___ Extracted records ___
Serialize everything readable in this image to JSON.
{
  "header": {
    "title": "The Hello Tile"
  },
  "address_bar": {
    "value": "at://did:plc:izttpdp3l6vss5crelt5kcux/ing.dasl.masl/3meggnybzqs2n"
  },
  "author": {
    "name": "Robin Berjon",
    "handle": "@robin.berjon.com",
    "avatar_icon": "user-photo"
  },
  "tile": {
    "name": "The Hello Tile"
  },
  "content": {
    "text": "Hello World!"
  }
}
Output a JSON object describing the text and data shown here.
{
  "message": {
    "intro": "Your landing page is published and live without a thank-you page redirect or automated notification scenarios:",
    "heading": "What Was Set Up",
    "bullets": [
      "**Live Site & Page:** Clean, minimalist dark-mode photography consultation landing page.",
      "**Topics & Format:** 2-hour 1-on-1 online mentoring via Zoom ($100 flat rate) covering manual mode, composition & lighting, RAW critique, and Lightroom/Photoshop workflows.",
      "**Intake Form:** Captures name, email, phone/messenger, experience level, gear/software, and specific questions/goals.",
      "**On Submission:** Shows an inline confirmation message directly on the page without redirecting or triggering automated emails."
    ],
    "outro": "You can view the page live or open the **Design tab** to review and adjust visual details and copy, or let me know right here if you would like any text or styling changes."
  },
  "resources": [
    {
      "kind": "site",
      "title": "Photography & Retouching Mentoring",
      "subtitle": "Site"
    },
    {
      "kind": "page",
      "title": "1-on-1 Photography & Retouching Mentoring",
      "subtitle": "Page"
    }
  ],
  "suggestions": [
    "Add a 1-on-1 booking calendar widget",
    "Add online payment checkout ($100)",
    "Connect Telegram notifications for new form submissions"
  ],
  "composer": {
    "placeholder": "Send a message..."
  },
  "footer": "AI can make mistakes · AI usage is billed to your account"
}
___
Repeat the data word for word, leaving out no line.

Serialize everything readable in this image to JSON.
{
  "header": {
    "title": "The Hello Tile"
  },
  "address_bar": {
    "value": "at://did:plc:izttpdp3l6vss5crelt5kcux/ing.dasl.masl/3meggnybzqs2n"
  },
  "author": {
    "name": "Robin Berjon",
    "handle": "@robin.berjon.com",
    "avatar_icon": "user-photo"
  },
  "tile": {
    "name": "The Hello Tile"
  },
  "content": {
    "text": "Hello World!"
  }
}
Output a JSON object describing the text and data shown here.
{
  "message": {
    "intro": "Your landing page is published and live without a thank-you page redirect or automated notification scenarios:",
    "heading": "What Was Set Up",
    "bullets": [
      "**Live Site & Page:** Clean, minimalist dark-mode photography consultation landing page.",
      "**Topics & Format:** 2-hour 1-on-1 online mentoring via Zoom ($100 flat rate) covering manual mode, composition & lighting, RAW critique, and Lightroom/Photoshop workflows.",
      "**Intake Form:** Captures name, email, phone/messenger, experience level, gear/software, and specific questions/goals.",
      "**On Submission:** Shows an inline confirmation message directly on the page without redirecting or triggering automated emails."
    ],
    "outro": "You can view the page live or open the **Design tab** to review and adjust visual details and copy, or let me know right here if you would like any text or styling changes."
  },
  "resources": [
    {
      "kind": "site",
      "title": "Photography & Retouching Mentoring",
      "subtitle": "Site"
    },
    {
      "kind": "page",
      "title": "1-on-1 Photography & Retouching Mentoring",
      "subtitle": "Page"
    }
  ],
  "suggestions": [
    "Add a 1-on-1 booking calendar widget",
    "Add online payment checkout ($100)",
    "Connect Telegram notifications for new form submissions"
  ],
  "composer": {
    "placeholder": "Send a message..."
  },
  "footer": "AI can make mistakes · AI usage is billed to your account"
}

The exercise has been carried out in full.